Filipi places these treatises in a tradition utilised by Filippo Juvarra and Giambattista Tiepolo, a tradition generated by another architect technician who worked in Piedmont: Guarino Guarini. The court of Turin and those of both the hereditary and spiritual patrons in the southern parts of the Holy Roman Empire are presented as the natural home for the exercise of such artistic achievements.
Still, one wonders if the results would have been different had he concentrated on manuscripts in the libraries of the Veneto and Venice, where Vittorino da Feltre and Guarino Guarini were active.

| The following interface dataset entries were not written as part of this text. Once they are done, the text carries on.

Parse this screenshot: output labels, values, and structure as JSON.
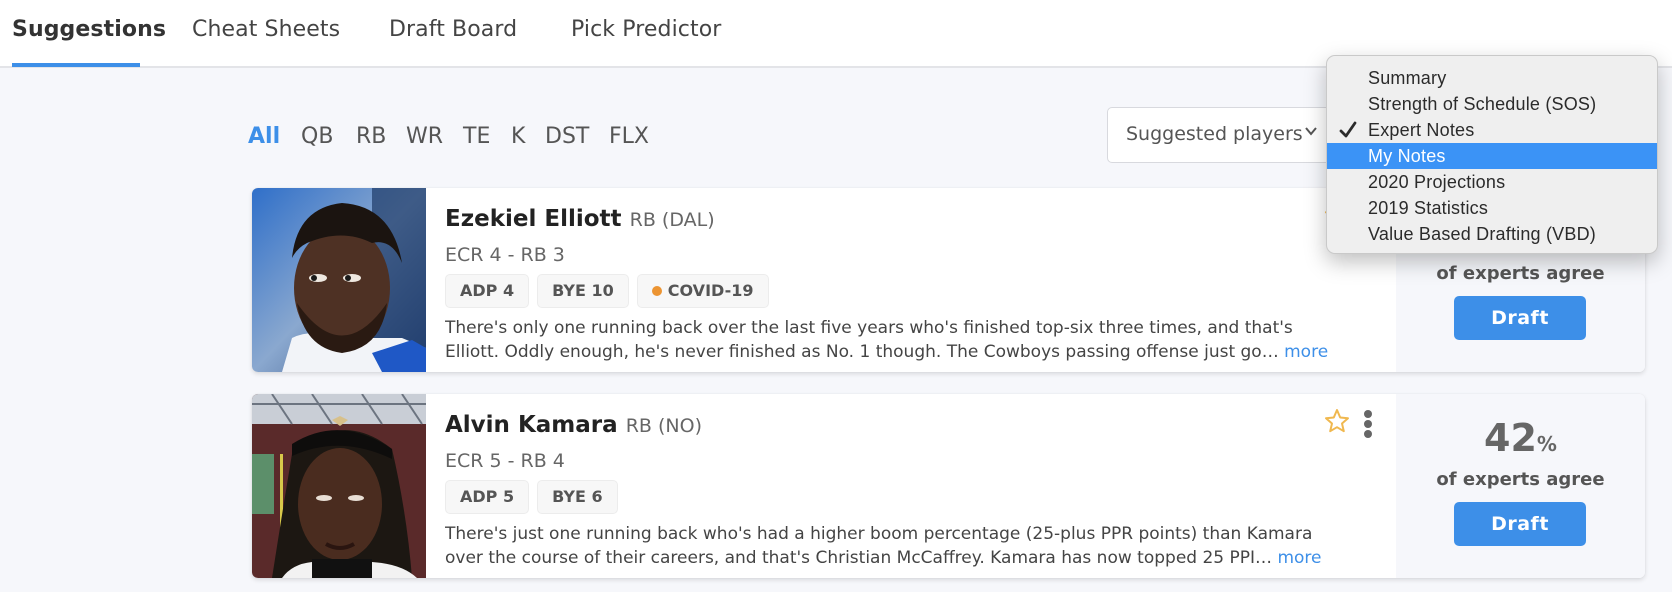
{
  "tabs": [
    {
      "label": "Suggestions",
      "active": true
    },
    {
      "label": "Cheat Sheets",
      "active": false
    },
    {
      "label": "Draft Board",
      "active": false
    },
    {
      "label": "Pick Predictor",
      "active": false
    }
  ],
  "position_filters": [
    {
      "label": "All",
      "active": true
    },
    {
      "label": "QB",
      "active": false
    },
    {
      "label": "RB",
      "active": false
    },
    {
      "label": "WR",
      "active": false
    },
    {
      "label": "TE",
      "active": false
    },
    {
      "label": "K",
      "active": false
    },
    {
      "label": "DST",
      "active": false
    },
    {
      "label": "FLX",
      "active": false
    }
  ],
  "player_select": {
    "value": "Suggested players",
    "icon": "chevron-down-icon"
  },
  "view_menu": {
    "items": [
      {
        "label": "Summary",
        "checked": false,
        "highlighted": false
      },
      {
        "label": "Strength of Schedule (SOS)",
        "checked": false,
        "highlighted": false
      },
      {
        "label": "Expert Notes",
        "checked": true,
        "highlighted": false
      },
      {
        "label": "My Notes",
        "checked": false,
        "highlighted": true
      },
      {
        "label": "2020 Projections",
        "checked": false,
        "highlighted": false
      },
      {
        "label": "2019 Statistics",
        "checked": false,
        "highlighted": false
      },
      {
        "label": "Value Based Drafting (VBD)",
        "checked": false,
        "highlighted": false
      }
    ]
  },
  "players": [
    {
      "name": "Ezekiel Elliott",
      "position_team": "RB (DAL)",
      "ecr": "ECR 4 - RB 3",
      "badges": [
        {
          "label": "ADP 4",
          "dot": false
        },
        {
          "label": "BYE 10",
          "dot": false
        },
        {
          "label": "COVID-19",
          "dot": true,
          "dot_color": "#ec9432"
        }
      ],
      "note_line1": "There's only one running back over the last five years who's finished top-six three times, and that's",
      "note_line2": "Elliott. Oddly enough, he's never finished as No. 1 though. The Cowboys passing offense just go",
      "more_label": "more",
      "agree_pct": "",
      "agree_label": "of experts agree",
      "draft_label": "Draft"
    },
    {
      "name": "Alvin Kamara",
      "position_team": "RB (NO)",
      "ecr": "ECR 5 - RB 4",
      "badges": [
        {
          "label": "ADP 5",
          "dot": false
        },
        {
          "label": "BYE 6",
          "dot": false
        }
      ],
      "note_line1": "There's just one running back who's had a higher boom percentage (25-plus PPR points) than Kamara",
      "note_line2": "over the course of their careers, and that's Christian McCaffrey. Kamara has now topped 25 PPI",
      "more_label": "more",
      "agree_pct": "42",
      "agree_pct_sign": "%",
      "agree_label": "of experts agree",
      "draft_label": "Draft"
    }
  ],
  "colors": {
    "accent": "#3d8fe8",
    "menu_highlight": "#3b93f6",
    "star": "#f0b84f",
    "covid_dot": "#ec9432"
  }
}
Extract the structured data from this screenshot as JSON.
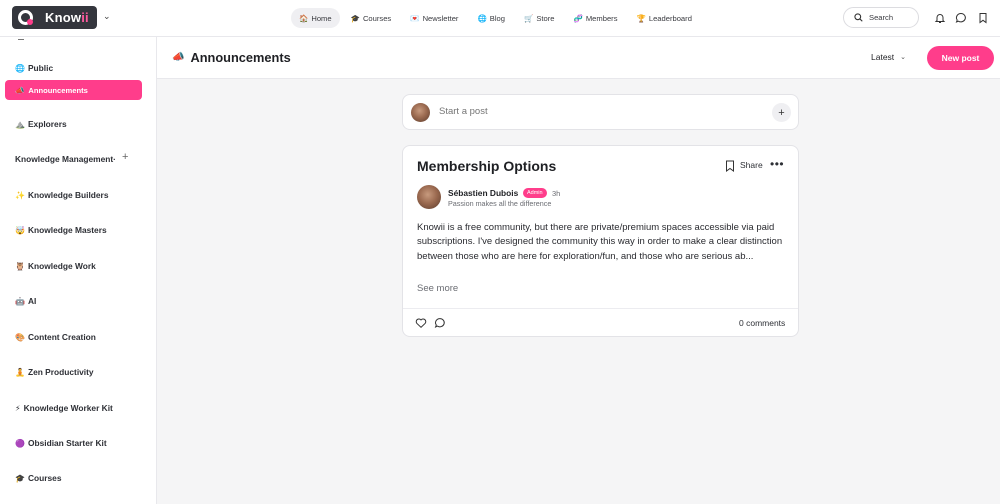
{
  "brand": {
    "name_main": "Know",
    "name_accent": "ii"
  },
  "nav": {
    "items": [
      {
        "emoji": "🏠",
        "label": "Home"
      },
      {
        "emoji": "🎓",
        "label": "Courses"
      },
      {
        "emoji": "💌",
        "label": "Newsletter"
      },
      {
        "emoji": "🌐",
        "label": "Blog"
      },
      {
        "emoji": "🛒",
        "label": "Store"
      },
      {
        "emoji": "🧬",
        "label": "Members"
      },
      {
        "emoji": "🏆",
        "label": "Leaderboard"
      }
    ],
    "active_index": 0
  },
  "search": {
    "label": "Search"
  },
  "sidebar": {
    "items": [
      {
        "emoji": "🌐",
        "label": "Public"
      },
      {
        "emoji": "📣",
        "label": "Announcements"
      },
      {
        "emoji": "⛰️",
        "label": "Explorers"
      },
      {
        "emoji": "",
        "label": "Knowledge Management·"
      },
      {
        "emoji": "✨",
        "label": "Knowledge Builders"
      },
      {
        "emoji": "🤯",
        "label": "Knowledge Masters"
      },
      {
        "emoji": "🦉",
        "label": "Knowledge Work"
      },
      {
        "emoji": "🤖",
        "label": "AI"
      },
      {
        "emoji": "🎨",
        "label": "Content Creation"
      },
      {
        "emoji": "🧘",
        "label": "Zen Productivity"
      },
      {
        "emoji": "⚡",
        "label": "Knowledge Worker Kit"
      },
      {
        "emoji": "🟣",
        "label": "Obsidian Starter Kit"
      },
      {
        "emoji": "🎓",
        "label": "Courses"
      }
    ],
    "active_label": "Announcements"
  },
  "header": {
    "emoji": "📣",
    "title": "Announcements",
    "sort_label": "Latest",
    "new_post_label": "New post"
  },
  "composer": {
    "placeholder": "Start a post"
  },
  "post": {
    "title": "Membership Options",
    "share_label": "Share",
    "author": "Sébastien Dubois",
    "badge": "Admin",
    "time": "3h",
    "tagline": "Passion makes all the difference",
    "body": "Knowii is a free community, but there are private/premium spaces accessible via paid subscriptions. I've designed the community this way in order to make a clear distinction between those who are here for exploration/fun, and those who are serious ab...",
    "see_more": "See more",
    "comments": "0 comments"
  },
  "colors": {
    "accent": "#ff3d8b",
    "logo_bg": "#34363d"
  }
}
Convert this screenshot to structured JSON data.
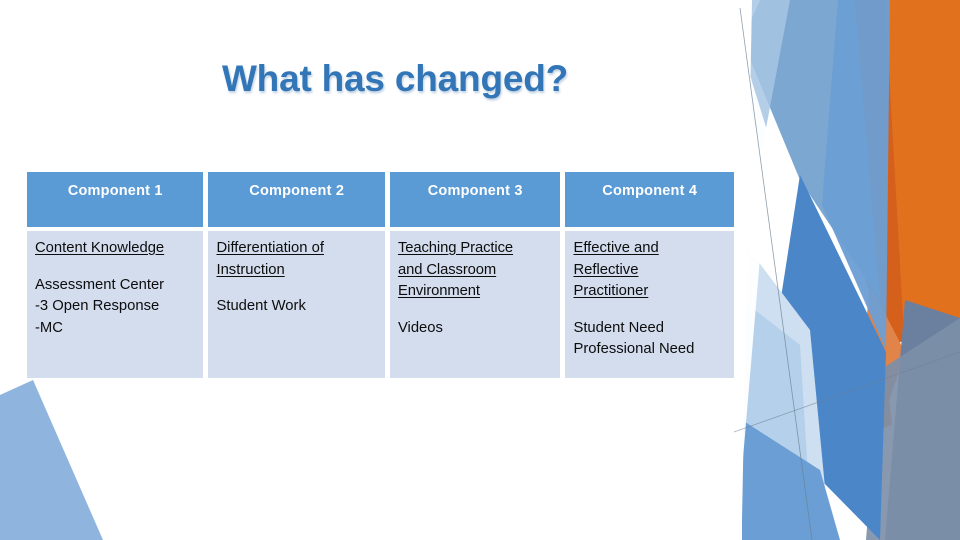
{
  "slide": {
    "title": "What has changed?",
    "title_color": "#3276b8",
    "background": "#ffffff"
  },
  "table": {
    "header_bg": "#5b9bd5",
    "header_text_color": "#ffffff",
    "cell_bg": "#d3ddee",
    "cell_text_color": "#0d0d0d",
    "headers": [
      "Component 1",
      "Component 2",
      "Component  3",
      "Component  4"
    ],
    "columns": [
      {
        "heading": "Content Knowledge",
        "lines": [
          "Assessment Center",
          "-3 Open Response",
          "-MC"
        ]
      },
      {
        "heading_line1": "Differentiation of",
        "heading_line2": "Instruction",
        "lines": [
          "Student Work"
        ]
      },
      {
        "heading_line1": "Teaching Practice",
        "heading_line2": "and Classroom",
        "heading_line3": "Environment",
        "lines": [
          "Videos"
        ]
      },
      {
        "heading_line1": "Effective and",
        "heading_line2": "Reflective",
        "heading_line3": "Practitioner",
        "lines": [
          "Student Need",
          "Professional Need"
        ]
      }
    ]
  },
  "decoration": {
    "name": "facet-theme-polygons",
    "colors": {
      "orange_dark": "#d4601c",
      "orange_mid": "#e2711d",
      "orange_light": "#e0844a",
      "blue_steel": "#7ba7d0",
      "blue_mid": "#6b9ed4",
      "blue_deep": "#4a86c8",
      "blue_pale": "#c3d8ee",
      "blue_paler": "#dfeaf6",
      "blue_gray": "#6b7f9e",
      "blue_gray_light": "#7d8fa8",
      "blue_left": "#8fb4dd"
    }
  }
}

(97) In this sense Bruni was most unlike his counterpart across the Apennines, Guarino Guarini (1374-1460), whose Vita Platonis of the same period respected to the letter the categories of bio graphical writing exemplified by Diogenes.
(32) Other Latin grammars appeared on one or two lists only, including one book simply described as a Donato, the sixth-century Institutiones grammaticae by Priscian, (33) the Regulae grammaticales of the great Renaissance pedagogue Guarino Guarini of Verona (1374-1460), the Grammatica -- probably the Rudimenta grammaticae (1473) -- of the scholar, Papal secretary; and later bishop, Niccolo Perotti (1429-80), (34) and either the Della lingua romana (1540) or the elementary Latin grammar Priscianello (1550) by Francesco Priscianese.